● Requirement: Line by line, give the data again exactly as it appears, but without pictures.

———

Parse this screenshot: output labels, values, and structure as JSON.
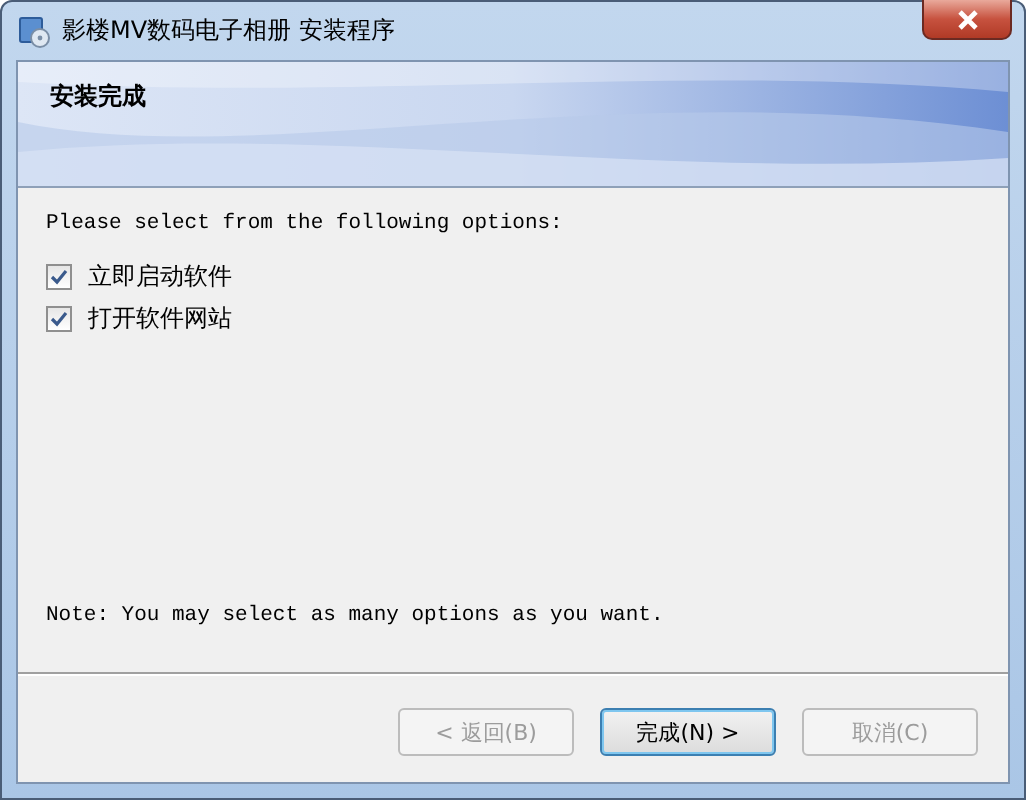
{
  "window": {
    "title": "影楼MV数码电子相册 安装程序"
  },
  "header": {
    "title": "安装完成"
  },
  "prompt": "Please select from the following options:",
  "options": [
    {
      "label": "立即启动软件",
      "checked": true
    },
    {
      "label": "打开软件网站",
      "checked": true
    }
  ],
  "note": "Note: You may select as many options as you want.",
  "buttons": [
    {
      "label": "< 返回(B)",
      "disabled": true,
      "default": false
    },
    {
      "label": "完成(N) >",
      "disabled": false,
      "default": true
    },
    {
      "label": "取消(C)",
      "disabled": true,
      "default": false
    }
  ]
}
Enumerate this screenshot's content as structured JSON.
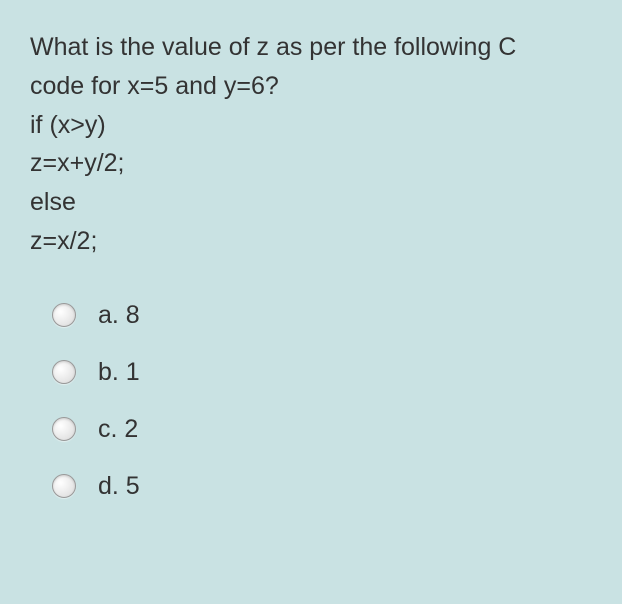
{
  "question": {
    "line1": "What is the value of z as per the following C",
    "line2": "code for x=5 and y=6?",
    "line3": "if (x>y)",
    "line4": " z=x+y/2;",
    "line5": "else",
    "line6": "z=x/2;"
  },
  "options": [
    {
      "label": "a. 8"
    },
    {
      "label": "b. 1"
    },
    {
      "label": "c. 2"
    },
    {
      "label": "d. 5"
    }
  ]
}
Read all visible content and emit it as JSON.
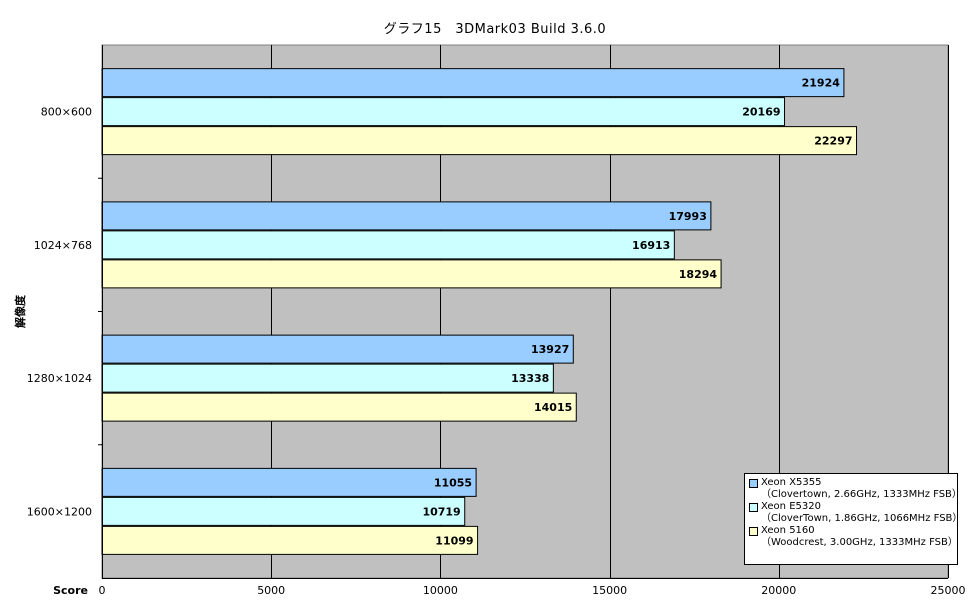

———

● Response area:
Parse this screenshot: output labels, values, and structure as JSON.
{
  "window": {
    "title": "影楼MV数码电子相册 安装程序"
  },
  "header": {
    "title": "安装完成"
  },
  "prompt": "Please select from the following options:",
  "options": [
    {
      "label": "立即启动软件",
      "checked": true
    },
    {
      "label": "打开软件网站",
      "checked": true
    }
  ],
  "note": "Note: You may select as many options as you want.",
  "buttons": [
    {
      "label": "< 返回(B)",
      "disabled": true,
      "default": false
    },
    {
      "label": "完成(N) >",
      "disabled": false,
      "default": true
    },
    {
      "label": "取消(C)",
      "disabled": true,
      "default": false
    }
  ]
}
Enumerate this screenshot's content as structured JSON.
{
  "question": {
    "line1": "What is the value of z as per the following C",
    "line2": "code for x=5 and y=6?",
    "line3": "if (x>y)",
    "line4": " z=x+y/2;",
    "line5": "else",
    "line6": "z=x/2;"
  },
  "options": [
    {
      "label": "a. 8"
    },
    {
      "label": "b. 1"
    },
    {
      "label": "c. 2"
    },
    {
      "label": "d. 5"
    }
  ]
}
Read all visible content and emit it as JSON.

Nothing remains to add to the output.